--- DATA TO PROCESS Enclosed Below ---
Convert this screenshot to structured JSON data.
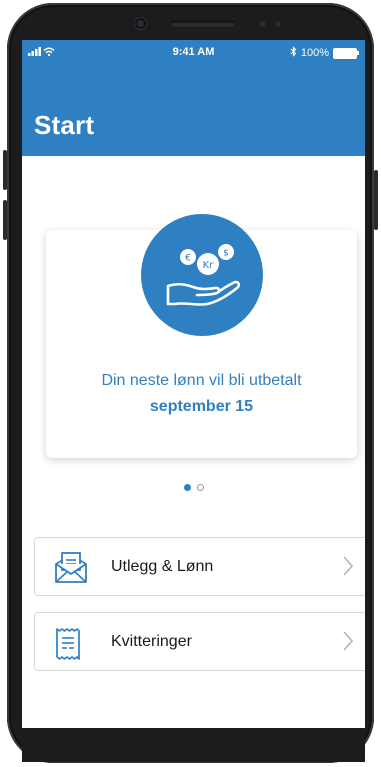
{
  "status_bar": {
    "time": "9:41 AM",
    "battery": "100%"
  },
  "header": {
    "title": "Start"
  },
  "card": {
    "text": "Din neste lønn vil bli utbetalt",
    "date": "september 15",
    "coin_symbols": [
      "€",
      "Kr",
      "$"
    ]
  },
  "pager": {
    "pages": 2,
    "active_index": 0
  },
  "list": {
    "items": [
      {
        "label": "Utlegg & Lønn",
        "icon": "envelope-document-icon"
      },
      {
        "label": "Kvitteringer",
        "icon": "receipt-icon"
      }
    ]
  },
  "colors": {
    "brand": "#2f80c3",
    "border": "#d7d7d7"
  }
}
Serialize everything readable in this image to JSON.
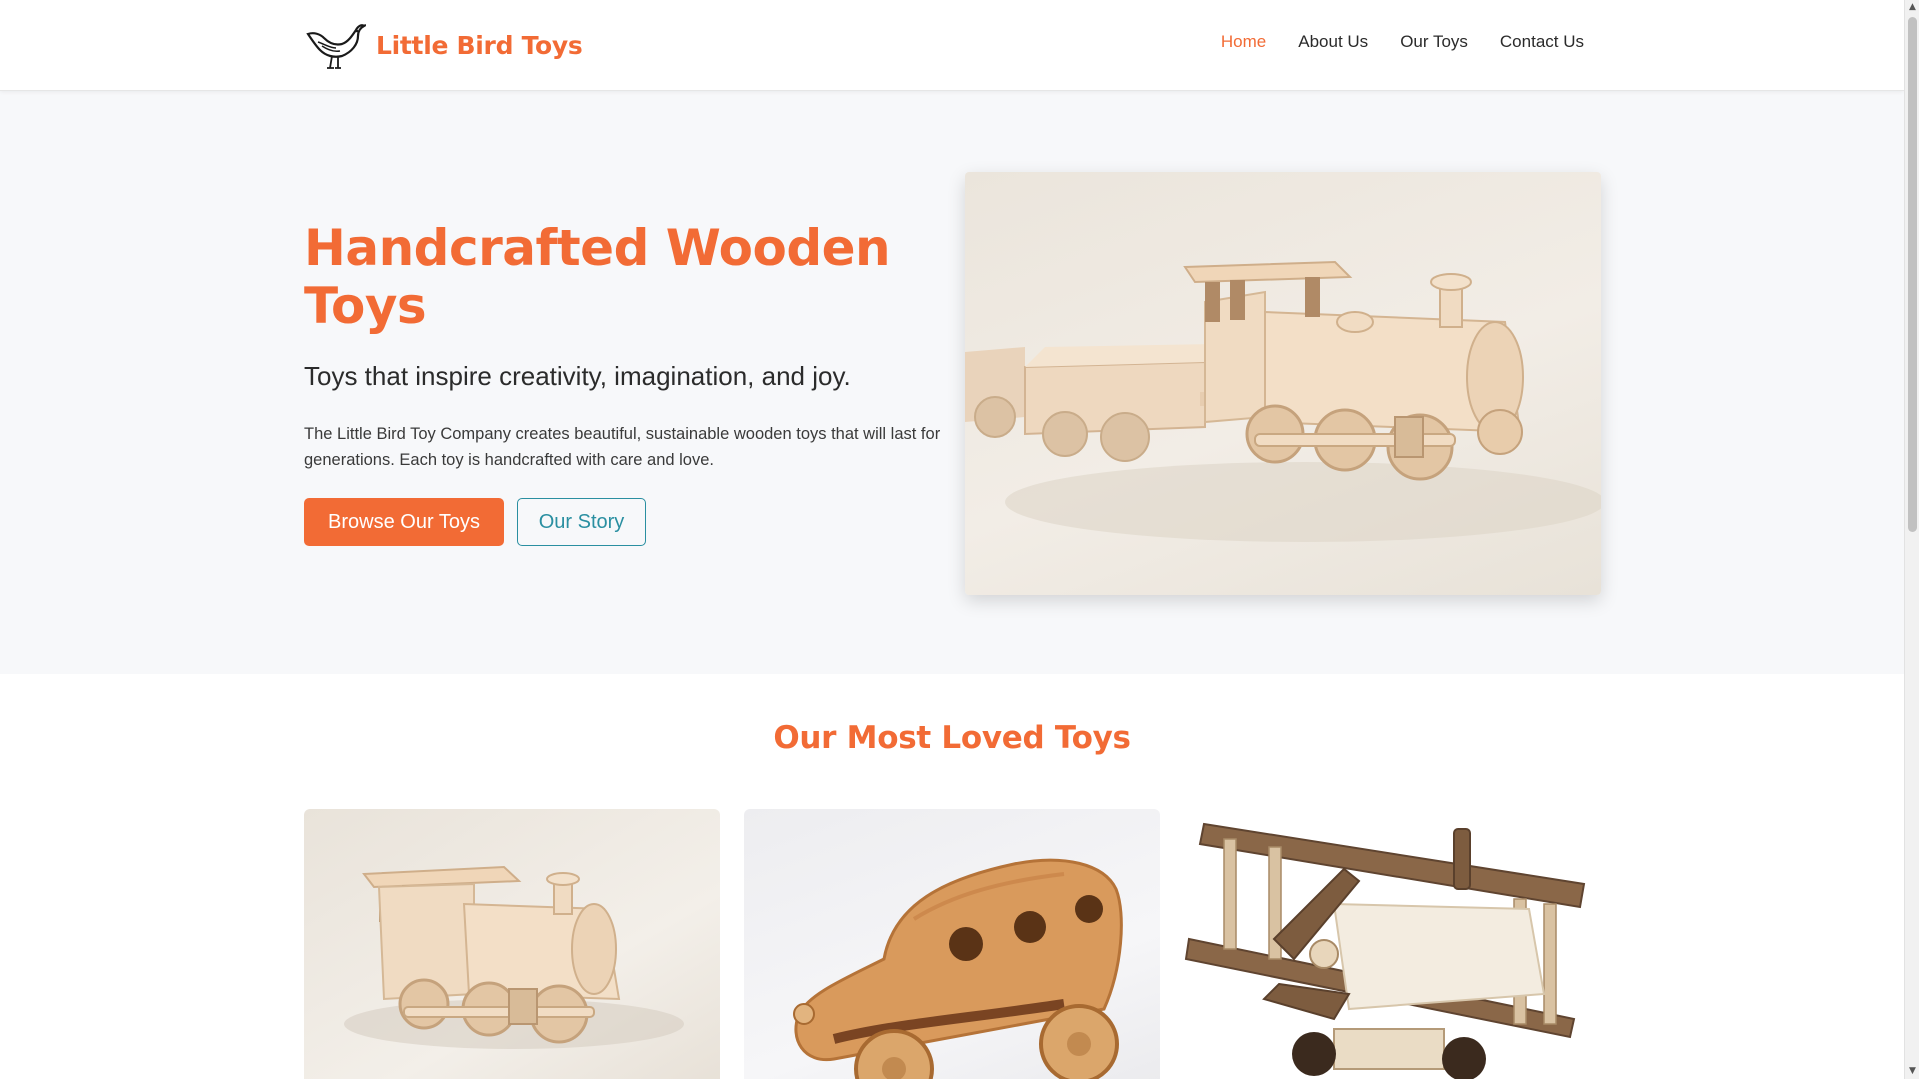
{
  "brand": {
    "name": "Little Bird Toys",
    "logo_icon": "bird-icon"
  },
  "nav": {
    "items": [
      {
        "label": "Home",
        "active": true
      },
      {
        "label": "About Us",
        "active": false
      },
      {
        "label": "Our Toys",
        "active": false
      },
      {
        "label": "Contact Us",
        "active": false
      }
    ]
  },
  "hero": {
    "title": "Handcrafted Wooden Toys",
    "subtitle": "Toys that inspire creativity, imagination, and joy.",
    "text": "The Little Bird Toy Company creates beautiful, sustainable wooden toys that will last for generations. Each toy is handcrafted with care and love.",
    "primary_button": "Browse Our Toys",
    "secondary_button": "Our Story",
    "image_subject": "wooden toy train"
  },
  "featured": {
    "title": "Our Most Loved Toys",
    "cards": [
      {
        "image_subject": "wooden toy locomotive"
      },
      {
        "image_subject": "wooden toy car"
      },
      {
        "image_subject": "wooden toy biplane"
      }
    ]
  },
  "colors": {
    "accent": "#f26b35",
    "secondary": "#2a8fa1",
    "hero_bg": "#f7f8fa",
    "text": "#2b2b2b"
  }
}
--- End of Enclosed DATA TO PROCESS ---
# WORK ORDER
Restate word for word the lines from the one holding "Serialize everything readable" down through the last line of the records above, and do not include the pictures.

# SOLUTION FOR THIS PROBLEM
Serialize everything readable in this image to JSON.
{
  "brand": {
    "name": "Little Bird Toys",
    "logo_icon": "bird-icon"
  },
  "nav": {
    "items": [
      {
        "label": "Home",
        "active": true
      },
      {
        "label": "About Us",
        "active": false
      },
      {
        "label": "Our Toys",
        "active": false
      },
      {
        "label": "Contact Us",
        "active": false
      }
    ]
  },
  "hero": {
    "title": "Handcrafted Wooden Toys",
    "subtitle": "Toys that inspire creativity, imagination, and joy.",
    "text": "The Little Bird Toy Company creates beautiful, sustainable wooden toys that will last for generations. Each toy is handcrafted with care and love.",
    "primary_button": "Browse Our Toys",
    "secondary_button": "Our Story",
    "image_subject": "wooden toy train"
  },
  "featured": {
    "title": "Our Most Loved Toys",
    "cards": [
      {
        "image_subject": "wooden toy locomotive"
      },
      {
        "image_subject": "wooden toy car"
      },
      {
        "image_subject": "wooden toy biplane"
      }
    ]
  },
  "colors": {
    "accent": "#f26b35",
    "secondary": "#2a8fa1",
    "hero_bg": "#f7f8fa",
    "text": "#2b2b2b"
  }
}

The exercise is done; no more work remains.